#### Directions for this task:
The only acceptable reply is the number of lines in the material below that hold "JSON".

#### Given records:
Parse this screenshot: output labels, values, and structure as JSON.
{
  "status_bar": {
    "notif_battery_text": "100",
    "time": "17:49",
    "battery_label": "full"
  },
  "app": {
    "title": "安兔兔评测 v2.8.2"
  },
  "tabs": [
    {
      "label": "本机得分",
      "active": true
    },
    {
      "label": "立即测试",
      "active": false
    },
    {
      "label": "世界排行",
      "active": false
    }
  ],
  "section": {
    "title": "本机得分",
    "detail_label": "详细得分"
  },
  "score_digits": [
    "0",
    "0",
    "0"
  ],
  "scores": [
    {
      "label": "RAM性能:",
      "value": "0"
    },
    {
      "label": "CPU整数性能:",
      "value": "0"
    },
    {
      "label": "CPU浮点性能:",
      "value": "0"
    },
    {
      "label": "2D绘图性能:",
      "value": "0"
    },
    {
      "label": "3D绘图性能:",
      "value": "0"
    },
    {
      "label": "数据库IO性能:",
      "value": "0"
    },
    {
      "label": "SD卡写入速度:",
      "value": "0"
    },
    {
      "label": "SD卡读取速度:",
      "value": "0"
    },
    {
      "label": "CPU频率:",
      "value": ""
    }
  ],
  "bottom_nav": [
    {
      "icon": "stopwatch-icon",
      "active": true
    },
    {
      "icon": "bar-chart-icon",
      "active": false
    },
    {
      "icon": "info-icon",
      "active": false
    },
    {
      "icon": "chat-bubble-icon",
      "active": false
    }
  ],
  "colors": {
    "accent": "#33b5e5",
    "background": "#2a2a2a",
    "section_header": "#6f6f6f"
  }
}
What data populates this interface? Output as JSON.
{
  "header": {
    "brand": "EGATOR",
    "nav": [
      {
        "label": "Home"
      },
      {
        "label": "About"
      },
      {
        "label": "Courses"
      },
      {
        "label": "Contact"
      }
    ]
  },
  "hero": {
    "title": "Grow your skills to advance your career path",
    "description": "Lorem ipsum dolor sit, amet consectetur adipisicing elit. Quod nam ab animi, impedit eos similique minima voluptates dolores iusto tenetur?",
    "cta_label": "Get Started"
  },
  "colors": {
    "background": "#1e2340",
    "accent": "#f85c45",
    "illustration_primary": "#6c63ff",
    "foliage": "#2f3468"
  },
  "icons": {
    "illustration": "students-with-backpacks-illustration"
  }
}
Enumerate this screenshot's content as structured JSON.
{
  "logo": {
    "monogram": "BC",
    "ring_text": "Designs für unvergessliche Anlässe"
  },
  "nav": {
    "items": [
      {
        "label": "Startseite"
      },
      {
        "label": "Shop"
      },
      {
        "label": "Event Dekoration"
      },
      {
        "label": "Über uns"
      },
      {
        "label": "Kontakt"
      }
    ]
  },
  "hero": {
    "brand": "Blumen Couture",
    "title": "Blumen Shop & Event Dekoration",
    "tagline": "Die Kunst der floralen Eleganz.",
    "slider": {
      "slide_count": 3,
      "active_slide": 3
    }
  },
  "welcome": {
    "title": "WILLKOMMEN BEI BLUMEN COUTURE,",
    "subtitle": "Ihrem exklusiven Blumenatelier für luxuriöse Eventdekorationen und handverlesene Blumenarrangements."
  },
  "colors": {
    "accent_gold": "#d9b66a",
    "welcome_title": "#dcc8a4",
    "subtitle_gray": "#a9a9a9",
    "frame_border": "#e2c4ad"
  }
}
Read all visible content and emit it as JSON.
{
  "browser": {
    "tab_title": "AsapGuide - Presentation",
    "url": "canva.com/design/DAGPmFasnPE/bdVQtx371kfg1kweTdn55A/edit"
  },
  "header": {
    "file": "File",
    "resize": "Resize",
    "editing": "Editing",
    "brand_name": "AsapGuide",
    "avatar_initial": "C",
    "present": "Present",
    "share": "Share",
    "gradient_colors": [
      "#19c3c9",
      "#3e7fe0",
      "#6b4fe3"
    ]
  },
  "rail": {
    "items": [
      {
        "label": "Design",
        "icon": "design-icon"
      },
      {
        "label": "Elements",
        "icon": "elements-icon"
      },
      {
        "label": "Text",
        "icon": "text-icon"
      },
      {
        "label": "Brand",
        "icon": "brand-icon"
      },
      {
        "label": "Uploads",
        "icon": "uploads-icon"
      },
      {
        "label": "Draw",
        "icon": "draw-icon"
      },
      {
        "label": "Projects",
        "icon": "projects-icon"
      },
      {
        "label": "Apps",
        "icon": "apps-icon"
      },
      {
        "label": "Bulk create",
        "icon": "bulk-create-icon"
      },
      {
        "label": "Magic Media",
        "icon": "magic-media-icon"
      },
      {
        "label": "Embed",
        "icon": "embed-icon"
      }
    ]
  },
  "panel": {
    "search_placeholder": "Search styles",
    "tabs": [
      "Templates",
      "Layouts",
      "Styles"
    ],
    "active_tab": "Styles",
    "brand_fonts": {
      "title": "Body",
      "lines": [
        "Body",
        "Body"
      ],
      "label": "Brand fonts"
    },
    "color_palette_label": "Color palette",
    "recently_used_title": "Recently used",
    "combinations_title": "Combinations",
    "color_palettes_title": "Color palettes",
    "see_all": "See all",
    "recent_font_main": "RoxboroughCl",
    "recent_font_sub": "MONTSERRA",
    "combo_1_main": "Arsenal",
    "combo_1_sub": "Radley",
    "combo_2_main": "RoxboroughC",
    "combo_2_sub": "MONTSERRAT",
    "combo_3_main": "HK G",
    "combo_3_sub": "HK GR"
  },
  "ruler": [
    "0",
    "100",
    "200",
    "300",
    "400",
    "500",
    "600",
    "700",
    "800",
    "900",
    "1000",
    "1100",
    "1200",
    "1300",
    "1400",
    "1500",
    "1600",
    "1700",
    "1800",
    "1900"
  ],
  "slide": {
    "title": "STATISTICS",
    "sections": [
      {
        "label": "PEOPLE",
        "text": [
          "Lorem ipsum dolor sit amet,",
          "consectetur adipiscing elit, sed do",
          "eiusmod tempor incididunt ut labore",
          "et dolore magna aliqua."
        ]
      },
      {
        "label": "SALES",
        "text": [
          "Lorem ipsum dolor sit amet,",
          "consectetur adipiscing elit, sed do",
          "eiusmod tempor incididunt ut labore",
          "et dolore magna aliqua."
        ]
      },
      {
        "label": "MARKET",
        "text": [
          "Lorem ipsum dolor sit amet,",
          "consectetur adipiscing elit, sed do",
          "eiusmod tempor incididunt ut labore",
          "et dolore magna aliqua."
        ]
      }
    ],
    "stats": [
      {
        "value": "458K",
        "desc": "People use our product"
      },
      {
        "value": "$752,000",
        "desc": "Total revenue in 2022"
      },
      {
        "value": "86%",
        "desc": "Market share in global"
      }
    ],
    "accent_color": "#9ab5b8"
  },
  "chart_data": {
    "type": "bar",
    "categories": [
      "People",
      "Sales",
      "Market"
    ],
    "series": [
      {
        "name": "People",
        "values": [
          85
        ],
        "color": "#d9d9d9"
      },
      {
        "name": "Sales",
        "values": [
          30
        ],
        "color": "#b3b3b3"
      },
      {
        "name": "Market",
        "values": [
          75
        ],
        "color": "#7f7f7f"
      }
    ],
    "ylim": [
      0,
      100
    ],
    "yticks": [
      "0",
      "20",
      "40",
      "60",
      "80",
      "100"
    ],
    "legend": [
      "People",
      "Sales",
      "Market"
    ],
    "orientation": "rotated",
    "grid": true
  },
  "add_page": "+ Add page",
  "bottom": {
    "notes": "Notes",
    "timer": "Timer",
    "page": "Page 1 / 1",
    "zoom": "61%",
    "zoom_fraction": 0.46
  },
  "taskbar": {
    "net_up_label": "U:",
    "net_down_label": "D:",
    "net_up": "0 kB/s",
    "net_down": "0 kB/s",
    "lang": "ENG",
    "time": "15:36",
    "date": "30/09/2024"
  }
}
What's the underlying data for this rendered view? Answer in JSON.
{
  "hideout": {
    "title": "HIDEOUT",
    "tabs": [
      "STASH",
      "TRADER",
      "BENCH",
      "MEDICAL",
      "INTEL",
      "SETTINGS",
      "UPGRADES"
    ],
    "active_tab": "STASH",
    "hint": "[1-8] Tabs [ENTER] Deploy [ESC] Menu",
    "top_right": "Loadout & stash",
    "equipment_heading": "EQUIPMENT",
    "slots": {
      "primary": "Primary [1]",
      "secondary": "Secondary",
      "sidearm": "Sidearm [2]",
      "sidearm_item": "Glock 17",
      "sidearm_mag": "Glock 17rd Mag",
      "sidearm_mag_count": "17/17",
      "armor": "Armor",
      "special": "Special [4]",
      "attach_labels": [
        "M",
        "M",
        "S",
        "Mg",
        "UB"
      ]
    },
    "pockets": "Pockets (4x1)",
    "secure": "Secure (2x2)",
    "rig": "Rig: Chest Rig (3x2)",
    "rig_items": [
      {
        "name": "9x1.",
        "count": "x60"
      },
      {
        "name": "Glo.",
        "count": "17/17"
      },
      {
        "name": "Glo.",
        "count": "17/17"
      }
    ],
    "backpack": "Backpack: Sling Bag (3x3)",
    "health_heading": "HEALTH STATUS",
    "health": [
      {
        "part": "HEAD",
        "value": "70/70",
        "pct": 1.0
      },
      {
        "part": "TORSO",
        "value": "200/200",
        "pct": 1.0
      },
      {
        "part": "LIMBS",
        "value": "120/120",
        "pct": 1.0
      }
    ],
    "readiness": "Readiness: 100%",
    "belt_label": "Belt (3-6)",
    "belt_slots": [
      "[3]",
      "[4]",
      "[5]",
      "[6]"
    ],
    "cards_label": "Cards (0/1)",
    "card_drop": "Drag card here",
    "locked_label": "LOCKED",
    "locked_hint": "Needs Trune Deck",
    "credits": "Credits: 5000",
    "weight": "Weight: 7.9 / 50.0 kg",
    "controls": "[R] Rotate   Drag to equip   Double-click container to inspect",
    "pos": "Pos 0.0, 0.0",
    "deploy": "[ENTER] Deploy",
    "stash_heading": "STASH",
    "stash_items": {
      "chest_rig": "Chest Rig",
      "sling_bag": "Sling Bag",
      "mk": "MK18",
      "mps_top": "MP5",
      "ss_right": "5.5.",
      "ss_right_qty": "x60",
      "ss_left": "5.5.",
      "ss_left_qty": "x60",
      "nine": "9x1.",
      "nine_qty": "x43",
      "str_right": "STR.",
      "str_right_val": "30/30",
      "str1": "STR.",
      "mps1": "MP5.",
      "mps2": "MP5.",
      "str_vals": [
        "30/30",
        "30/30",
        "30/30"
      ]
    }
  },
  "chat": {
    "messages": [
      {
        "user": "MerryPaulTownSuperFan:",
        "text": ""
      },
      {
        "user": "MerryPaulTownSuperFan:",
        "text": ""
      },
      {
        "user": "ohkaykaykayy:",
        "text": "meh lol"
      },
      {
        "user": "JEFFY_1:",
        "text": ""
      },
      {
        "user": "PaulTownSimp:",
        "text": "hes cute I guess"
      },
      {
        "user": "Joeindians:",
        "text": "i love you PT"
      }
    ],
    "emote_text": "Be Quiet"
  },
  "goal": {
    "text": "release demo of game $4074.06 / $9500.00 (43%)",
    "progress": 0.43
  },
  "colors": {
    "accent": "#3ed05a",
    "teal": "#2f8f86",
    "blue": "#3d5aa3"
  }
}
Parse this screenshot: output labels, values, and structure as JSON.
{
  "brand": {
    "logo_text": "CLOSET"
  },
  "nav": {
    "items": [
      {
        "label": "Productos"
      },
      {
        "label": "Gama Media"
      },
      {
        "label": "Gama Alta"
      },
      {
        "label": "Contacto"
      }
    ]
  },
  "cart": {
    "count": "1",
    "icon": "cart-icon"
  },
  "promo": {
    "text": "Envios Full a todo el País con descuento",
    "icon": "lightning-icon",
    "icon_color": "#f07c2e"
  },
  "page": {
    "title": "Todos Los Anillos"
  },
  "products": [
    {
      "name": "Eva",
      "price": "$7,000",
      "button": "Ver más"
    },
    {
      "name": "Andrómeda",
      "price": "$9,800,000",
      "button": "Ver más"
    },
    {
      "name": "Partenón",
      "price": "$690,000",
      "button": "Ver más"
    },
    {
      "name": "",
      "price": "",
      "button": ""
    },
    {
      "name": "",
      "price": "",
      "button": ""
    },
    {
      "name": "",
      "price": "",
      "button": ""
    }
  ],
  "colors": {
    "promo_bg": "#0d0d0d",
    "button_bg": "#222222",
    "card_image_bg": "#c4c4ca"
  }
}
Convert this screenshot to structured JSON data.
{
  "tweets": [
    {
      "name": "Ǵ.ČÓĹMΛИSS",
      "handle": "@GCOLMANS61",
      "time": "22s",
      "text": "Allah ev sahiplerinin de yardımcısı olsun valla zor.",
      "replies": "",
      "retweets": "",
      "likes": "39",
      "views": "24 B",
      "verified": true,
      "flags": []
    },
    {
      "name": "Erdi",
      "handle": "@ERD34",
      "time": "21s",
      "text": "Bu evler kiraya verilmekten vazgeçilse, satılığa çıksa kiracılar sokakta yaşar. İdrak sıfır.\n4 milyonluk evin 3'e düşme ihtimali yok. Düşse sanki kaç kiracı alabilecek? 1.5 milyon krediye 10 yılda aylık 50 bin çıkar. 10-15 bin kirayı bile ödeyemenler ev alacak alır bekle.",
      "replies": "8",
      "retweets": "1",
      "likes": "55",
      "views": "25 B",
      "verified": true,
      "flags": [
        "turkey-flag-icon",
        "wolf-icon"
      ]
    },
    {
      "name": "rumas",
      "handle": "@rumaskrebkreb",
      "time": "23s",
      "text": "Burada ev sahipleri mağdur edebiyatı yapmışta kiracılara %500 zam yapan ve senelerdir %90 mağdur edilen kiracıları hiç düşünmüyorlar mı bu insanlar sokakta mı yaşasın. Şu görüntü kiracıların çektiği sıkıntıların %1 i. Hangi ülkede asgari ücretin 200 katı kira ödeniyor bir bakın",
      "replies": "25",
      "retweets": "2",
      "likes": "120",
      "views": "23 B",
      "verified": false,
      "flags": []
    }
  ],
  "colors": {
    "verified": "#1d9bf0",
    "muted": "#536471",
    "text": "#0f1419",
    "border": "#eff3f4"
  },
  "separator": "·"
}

#### Answer box:
7